A pact in Cuba will not yield peace in Colombia
Colombians now find themselves in the most disturbing of paradoxes, where they have been successful in the battlefield against the FARC, but this success has made the FARC more difficult to handle. On the one hand you have communiqués and orders that come out of Cuba from the senior FARC leadership, but that are rarely reflected on the ground back in Colombia. For instance, the 2012 “unilateral Christmas cease-fire” announced by the FARC leadership in Cuba, was broken by their men back in Colombia no less than 26 times during the Christmas season. Furthermore, the ease of infiltration of the guerrilla by the army, the insubordination by many of the commanders in the field serve to show that there is serious break in the ranks at the FARC, (as was the case with Ivan Rios’ security chief, who teamed up with his comrades and killed Rios, turning themselves in to the army with Rios, severed hand as proof). The problem is that this split makes the situation in Cuba even more precarious, as the Colombian government negotiates with one enemy in Havana, but fights another in Colombia. So is it worth negotiating in Cuba if the leadership there might not be the ones in charge of their troops back in Colombia? And, will an agreement in Cuba actually materialize in Colombia?
What does the FARC leadership wants from the talks?
It is unfathomable to believe that the senior leadership in Cuba is oblivious to the disconnect between what they say and think, and what their troops do on the ground, so what are they looking for in Cuba? Perhaps their proposals for a new constitutional assembly, senate seats, a TV channel and other sorts of guarantees, (which hardly reflect many of the realities on the ground), should serve as an indicator that their interest is to save themselves, protect their illegally acquired wealth, and have immunity from prosecution. None of these objectives has anything to do with peace. Thus, any agreement with the FARC leadership in Cuba will resemble more of a quick retirement for the leadership, but certainly not peace.
Such agreement will be very difficult for Colombians to swallow. But it might open the door to deal with the remaining FARC on the ground for what they have mutated into: gangs of armed criminals known in Colombia as BACRIM, with no political objective, other than enrichment via the drug trade, extortion and terrorism. Thus, such agreement will strip these criminal bands of the cloak of political belligerence they currently have under the FARC banner.
So where is the peace?
Colombians should be under no illusions that they will see peace from the current talks.
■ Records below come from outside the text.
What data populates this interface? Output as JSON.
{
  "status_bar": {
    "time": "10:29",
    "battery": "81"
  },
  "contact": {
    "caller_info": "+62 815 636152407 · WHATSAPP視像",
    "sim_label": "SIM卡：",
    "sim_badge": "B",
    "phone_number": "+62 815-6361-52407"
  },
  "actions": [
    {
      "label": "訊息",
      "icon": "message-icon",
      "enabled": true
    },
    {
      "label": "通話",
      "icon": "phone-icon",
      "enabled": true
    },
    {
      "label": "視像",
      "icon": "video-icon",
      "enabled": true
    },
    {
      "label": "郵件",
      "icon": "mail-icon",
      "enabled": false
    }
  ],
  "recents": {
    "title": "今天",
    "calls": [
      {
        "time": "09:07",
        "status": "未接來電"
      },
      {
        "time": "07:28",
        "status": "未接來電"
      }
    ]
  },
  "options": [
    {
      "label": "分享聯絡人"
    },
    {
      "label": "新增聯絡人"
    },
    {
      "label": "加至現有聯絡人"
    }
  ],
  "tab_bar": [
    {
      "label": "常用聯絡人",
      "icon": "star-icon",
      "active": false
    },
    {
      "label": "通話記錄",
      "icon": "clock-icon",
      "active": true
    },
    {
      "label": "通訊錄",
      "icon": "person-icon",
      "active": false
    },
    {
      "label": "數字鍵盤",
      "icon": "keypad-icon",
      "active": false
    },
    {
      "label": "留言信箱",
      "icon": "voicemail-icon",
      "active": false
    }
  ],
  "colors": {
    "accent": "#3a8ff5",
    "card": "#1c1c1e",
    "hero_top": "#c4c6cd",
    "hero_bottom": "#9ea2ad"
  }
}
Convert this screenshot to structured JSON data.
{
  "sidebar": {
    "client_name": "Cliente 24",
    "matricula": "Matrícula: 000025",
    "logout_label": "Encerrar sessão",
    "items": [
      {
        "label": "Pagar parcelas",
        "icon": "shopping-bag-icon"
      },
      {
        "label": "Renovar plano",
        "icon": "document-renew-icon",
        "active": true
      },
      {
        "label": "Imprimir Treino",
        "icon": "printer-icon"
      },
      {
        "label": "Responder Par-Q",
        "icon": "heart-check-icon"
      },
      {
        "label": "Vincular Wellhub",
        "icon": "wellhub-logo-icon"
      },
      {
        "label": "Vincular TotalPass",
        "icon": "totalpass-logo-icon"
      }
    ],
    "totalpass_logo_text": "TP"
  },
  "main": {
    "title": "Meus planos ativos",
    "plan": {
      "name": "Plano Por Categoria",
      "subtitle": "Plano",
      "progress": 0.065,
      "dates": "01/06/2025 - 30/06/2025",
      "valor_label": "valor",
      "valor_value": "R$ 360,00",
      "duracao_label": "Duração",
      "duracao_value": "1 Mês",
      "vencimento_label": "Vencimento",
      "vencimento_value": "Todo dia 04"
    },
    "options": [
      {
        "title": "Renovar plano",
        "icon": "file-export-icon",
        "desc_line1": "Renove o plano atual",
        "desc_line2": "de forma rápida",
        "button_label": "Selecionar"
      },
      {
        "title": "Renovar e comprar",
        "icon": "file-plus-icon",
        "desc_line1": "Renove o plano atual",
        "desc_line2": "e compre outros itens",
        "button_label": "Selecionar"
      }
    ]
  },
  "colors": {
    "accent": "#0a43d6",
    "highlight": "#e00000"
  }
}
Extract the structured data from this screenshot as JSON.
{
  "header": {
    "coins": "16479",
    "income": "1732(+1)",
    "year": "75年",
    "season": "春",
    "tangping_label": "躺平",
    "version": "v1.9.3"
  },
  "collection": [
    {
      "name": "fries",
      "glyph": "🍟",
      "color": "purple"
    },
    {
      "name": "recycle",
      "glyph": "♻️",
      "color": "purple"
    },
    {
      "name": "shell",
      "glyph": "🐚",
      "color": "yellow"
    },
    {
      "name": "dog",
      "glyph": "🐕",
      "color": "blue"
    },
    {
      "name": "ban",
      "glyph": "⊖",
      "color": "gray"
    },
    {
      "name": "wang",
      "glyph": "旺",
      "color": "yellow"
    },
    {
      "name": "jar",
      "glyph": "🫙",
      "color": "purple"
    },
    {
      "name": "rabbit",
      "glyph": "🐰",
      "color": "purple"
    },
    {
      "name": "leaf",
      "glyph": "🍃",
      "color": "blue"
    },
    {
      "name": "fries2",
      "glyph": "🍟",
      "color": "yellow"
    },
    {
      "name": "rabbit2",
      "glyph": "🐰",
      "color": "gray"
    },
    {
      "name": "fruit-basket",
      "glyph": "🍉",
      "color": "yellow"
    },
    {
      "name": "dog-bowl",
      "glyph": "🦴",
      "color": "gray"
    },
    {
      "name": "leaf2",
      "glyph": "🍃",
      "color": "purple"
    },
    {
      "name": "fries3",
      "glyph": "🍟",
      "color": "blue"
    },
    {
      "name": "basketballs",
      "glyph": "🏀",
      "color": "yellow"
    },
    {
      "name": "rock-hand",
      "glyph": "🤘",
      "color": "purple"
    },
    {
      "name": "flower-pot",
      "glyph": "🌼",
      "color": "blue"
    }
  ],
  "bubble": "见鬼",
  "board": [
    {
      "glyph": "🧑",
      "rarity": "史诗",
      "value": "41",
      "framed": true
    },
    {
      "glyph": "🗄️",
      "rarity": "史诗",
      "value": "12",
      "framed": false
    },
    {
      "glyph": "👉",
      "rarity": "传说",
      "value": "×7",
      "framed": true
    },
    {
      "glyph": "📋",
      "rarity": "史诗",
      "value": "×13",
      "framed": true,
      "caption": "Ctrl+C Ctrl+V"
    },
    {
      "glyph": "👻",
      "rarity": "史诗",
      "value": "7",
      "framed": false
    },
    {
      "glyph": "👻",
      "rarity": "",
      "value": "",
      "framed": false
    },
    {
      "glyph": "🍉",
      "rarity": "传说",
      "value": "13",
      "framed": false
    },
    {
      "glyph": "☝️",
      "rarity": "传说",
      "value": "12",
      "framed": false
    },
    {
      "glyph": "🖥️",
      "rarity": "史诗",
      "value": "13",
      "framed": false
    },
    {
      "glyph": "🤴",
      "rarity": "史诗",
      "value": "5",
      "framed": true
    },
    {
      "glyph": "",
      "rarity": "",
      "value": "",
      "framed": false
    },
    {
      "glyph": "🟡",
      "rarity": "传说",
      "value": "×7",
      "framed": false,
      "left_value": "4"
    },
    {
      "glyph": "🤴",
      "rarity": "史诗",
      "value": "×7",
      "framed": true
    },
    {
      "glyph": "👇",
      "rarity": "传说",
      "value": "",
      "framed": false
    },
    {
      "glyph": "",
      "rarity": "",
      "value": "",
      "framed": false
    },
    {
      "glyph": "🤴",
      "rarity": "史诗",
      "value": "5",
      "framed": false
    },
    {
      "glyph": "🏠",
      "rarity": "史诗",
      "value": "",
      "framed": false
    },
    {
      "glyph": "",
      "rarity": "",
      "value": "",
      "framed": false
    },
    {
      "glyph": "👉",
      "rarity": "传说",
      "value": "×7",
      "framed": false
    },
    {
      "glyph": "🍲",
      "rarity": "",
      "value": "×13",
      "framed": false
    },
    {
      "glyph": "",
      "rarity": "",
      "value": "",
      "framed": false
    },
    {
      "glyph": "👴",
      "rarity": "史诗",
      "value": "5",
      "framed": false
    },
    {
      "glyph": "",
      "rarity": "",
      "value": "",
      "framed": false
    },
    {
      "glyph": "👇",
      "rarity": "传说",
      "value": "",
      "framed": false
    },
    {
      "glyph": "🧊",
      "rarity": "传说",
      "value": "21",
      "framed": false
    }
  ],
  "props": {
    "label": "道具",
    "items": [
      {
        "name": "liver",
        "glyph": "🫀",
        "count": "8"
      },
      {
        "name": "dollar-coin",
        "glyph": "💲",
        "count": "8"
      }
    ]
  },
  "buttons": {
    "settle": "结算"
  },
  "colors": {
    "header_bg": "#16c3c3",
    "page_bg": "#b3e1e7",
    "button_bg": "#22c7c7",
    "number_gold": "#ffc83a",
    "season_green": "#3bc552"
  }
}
Many will be disappointed to realize that the peace process in its current form will only be another step in that apparently unreachable quest to secure a lasting peace.
However, if the current process serves to expose the split between the FARC’s leadership and its troops, the senior leadership’s self-interest, as well as shift the perception of the Colombian people and the international community to see the FARC as criminal gangs, and no longer armed revolutionaries, then perhaps the peace talks would have served a good purpose, even if not the intended one.
By: Luis F Jimenez